The Royal Australian Navy’s Fleet Base West based operational tanker, HMAS Sirius, entered Sydney Harbour this week as part of a visit to Garden Island on the east coast.
At over 190m in length, and displacing more than 46,000 tonnes with a full load, Sirius is currently the largest ship in the Navy.
Originally built as a double-hulled commercial oil tanker, Sirius retains her Lloyd’s registration and must meet very specific refit and certification requirements to retain that rating.
Because of her size, the only facility that can accommodate her for the dry docking phase is the Captain Cook Graving Dock at Sydney’s Garden Island, the largest dry dock in the Southern Hemisphere.

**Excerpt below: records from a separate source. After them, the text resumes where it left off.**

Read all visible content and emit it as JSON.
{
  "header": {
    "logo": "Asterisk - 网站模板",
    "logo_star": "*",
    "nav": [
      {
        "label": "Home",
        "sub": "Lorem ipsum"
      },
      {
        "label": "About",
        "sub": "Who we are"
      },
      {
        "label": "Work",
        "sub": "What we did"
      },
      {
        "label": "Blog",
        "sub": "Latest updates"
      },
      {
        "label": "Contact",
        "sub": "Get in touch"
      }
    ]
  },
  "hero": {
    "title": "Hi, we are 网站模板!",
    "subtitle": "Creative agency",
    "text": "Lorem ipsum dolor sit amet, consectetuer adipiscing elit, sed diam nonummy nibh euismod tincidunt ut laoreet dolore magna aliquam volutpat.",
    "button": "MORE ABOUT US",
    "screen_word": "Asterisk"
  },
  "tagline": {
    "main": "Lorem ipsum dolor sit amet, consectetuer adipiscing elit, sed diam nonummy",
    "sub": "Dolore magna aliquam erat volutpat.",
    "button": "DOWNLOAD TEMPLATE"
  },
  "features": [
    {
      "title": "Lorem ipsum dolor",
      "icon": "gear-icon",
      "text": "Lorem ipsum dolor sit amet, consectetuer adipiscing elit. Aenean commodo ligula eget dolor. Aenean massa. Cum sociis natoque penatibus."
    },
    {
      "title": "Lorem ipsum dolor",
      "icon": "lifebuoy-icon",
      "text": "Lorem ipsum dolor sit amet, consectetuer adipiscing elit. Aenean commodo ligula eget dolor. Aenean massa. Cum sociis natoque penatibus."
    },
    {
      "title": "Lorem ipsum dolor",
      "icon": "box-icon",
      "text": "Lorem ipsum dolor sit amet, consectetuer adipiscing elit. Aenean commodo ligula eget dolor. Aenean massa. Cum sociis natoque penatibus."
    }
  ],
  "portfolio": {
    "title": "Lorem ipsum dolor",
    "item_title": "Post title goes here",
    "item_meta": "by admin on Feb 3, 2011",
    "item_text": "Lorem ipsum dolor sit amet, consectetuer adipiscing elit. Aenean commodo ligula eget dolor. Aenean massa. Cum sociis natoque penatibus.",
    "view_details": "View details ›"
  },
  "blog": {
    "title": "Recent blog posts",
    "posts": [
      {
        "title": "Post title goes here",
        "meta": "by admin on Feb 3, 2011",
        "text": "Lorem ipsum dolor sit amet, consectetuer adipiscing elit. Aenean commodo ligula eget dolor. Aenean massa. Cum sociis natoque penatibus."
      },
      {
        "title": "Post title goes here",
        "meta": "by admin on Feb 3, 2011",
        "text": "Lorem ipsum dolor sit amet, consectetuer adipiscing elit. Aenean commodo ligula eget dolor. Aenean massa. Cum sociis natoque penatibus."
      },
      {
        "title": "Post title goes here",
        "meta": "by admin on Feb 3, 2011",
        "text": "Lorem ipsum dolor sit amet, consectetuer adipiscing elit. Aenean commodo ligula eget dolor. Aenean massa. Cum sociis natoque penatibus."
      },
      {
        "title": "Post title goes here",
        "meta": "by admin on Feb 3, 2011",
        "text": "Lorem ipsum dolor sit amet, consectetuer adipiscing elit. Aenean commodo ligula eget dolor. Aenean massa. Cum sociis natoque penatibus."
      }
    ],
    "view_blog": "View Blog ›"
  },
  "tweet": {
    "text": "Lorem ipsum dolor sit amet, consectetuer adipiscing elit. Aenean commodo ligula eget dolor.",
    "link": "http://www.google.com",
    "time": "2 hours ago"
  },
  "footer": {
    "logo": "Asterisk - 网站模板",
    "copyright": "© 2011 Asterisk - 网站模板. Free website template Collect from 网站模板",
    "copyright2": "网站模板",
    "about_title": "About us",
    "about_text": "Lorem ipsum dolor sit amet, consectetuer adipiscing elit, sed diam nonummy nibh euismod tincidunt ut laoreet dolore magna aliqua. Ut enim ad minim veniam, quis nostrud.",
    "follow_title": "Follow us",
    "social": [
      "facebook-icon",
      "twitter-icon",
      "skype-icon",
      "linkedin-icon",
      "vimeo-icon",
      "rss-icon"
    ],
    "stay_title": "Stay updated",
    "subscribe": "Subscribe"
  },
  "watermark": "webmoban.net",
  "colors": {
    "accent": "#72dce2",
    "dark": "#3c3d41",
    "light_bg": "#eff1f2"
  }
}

Entering Sydney just after dawn on a brisk May morning, Sirius undertook several training and certification exercises before making her way up Sydney Harbour to Fleet Base East.
Visits to the east coast are special opportunity for many members of Sirius’ crew.
Able Seaman Michael Judge always looks forward to the opportunity to meet up with relatives on the eastern side of the country
“With the cost of flights these days, it is great to be in a job where we get to travel to all parts of Australia on a regular basis,” said AB Judge.
Other crew members, like Able Seaman Karol Mroz enjoy visiting Sydney for the convenience and variety of experiences on offer.
“At Fleet Base East we’re right in the middle of Australia’s largest city, with everything you want close by,” said AB Mroz.
The journey across from the west provided different experiences, with big seas being encountered early on during the trip, felt keenly by shipmates in the Engineering departments.
“It was smooth sailing across Bass Straight, but the Great Australian Bight was a different matter,” AB Mark Taylor said.
“We experienced a 32 degree lean at times—a record for Sirius.”
After her scheduled refit is completed, Sirius will go through evaluation and training before resuming her busy operational tempo.
Commanding Officer of Sirius, Commander Darren Grogan said he is confident that his crew will continue to ‘Serve and Provide’, supporting the Australian Fleet throughout Australian waters and beyond.
“Sirius is a big ship with a small crew.”
“The crew’s dedication and ability keeps the fleet moving,” CMDR Grogan said.
With a capacity of almost 35 thousand cubic metres of fuel, consisting of both marine fuel for Royal Australian Navy ships and aviation fuel for helicopters, Sirius can replenish up to two ships at once, day and night.
Press Release, May 16, 2014; Image: Australian Navy